Panasonic and Sharp betting that, in Japan, 7 inches is enough
By RICK MARTIN
It's obvious that tablet computers are making their mark on the electronics world, with Hewlett Packard this past week citing "the tablet effect" as a reason to consider a spinoff of its PC business. That's big. Especially as the company also said that it will cease production of its own tablet, the TouchPad, less than two months after it hit the shelves — effectively throwing in the towel in the battle with the iPad.
The global popularity of the iPad is undeniable, but not everyone is willing to give up the fight. A couple of new tablets released in Japan in August show that some hardware makers believe that smaller, more portable devices could be just what local consumers are looking for.
Earlier this month, Panasonic unveiled its weapon in the Japanese tablet wars with its UT-PB1 e-book reader — a 7-inch tablet running on Google's Android operating system. It has a dual-core CPU and 8 gigabytes of onboard storage, though that can be expanded with the use of microSD or microSDHC cards. It weighs just 400 grams (compared with the 600-gram, 9.7-inch iPad 2), making it light enough to hold pretty comfortably in one hand — something that may be the secret of any future success.
The most intriguing aspect of the UT-PB1, however, is that it's the first device to feature Raboo (Rakuten Books), a new publishing platform from the online retailer Rakuten that opened on Aug. 10.
Rakuten has cooperated with contents provider booklista Co. Ltd to serve up 15,000 items (mostly books) from 96 publishers. There are 600 books preloaded onto the device available for preview, meaning that users have something to look at straight out of the box. Previewing is nice, but they'll have to pay if they want to read the full texts.
The UT-PB1 also comes with 16 preloaded applications, including basics such as a Web browser, email, photo gallery, and calendar. Other notable applications include radiko.jp Internet radio, the electronic edition of the Nikkei newspaper, and Adobe Reader for viewing PDF files.
Strangely, users will not have access to the Android app marketplace, so if you're looking for a more multifunctional tablet, rather than an e-book device, then this might not be for you. But as far as e-book platforms go, Rakuten's brand recognition might win it some trust out of the gate.
While the Panasonic tablet is currently the only way to access Raboo, Rakuten informs us that it expects to connect with Sony's reader, PC websites and smartphones sometime later this year.
The other new competitor to assert that smaller is better is set to arrive in late August, as Sharp and eAccess partner to provide the new 7-inch Galapagos (A01SH). The device will be the first on the Japanese market powered by the Android 3.2 operating system.
On the inside, the Galapagos is packing a dual-core Tegra 2 processor, as well as 1 gigabyte of memory. And while those specs are respectable, the fact that the device is running the new tablet-optimized iteration of Android should go a long way to ensuring snappy performance as well.
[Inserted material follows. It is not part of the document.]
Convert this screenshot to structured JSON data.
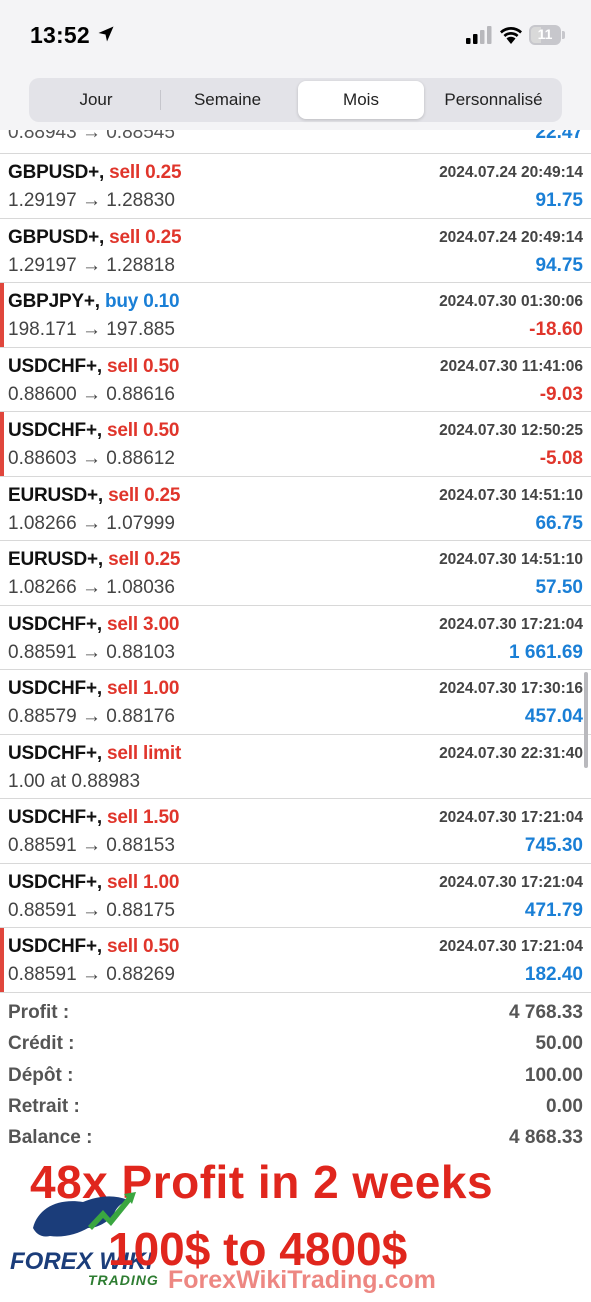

The new Galapagos will also be equipped with Wi-Fi and come bundled with a pocket mobile-router so that users can jump online anywhere. A representative with eAccess tells The Japan Times that the company is betting that tablet size will be a selling point for many Japanese users: "Currently iPad is the most popular tablet PC in Japan. But we expect the 7-inch tablet to become mainstream because it is easy to carry around and hold in one hand."
Indeed, at only 389 grams — a tad lighter than Panasonic's offering — the Galapagos is an attractive mobile device for users on the go.
For anyone familiar with having only one hand spare in a rush-hour train as they desperately hold on to the hand-strap — either of these two smaller tablets may be a better choice than the cumbersome iPad.
But it remains to be seen just what the "Goldilocks" size for the Japanese tablet market will be. Indeed, it may ultimately be no different than anywhere else on the planet. But at least a few makers are willing to test the waters with these diminutive tablets. Whether they succeed or go the way of Hewlett Packard — we'll just have to wait and see.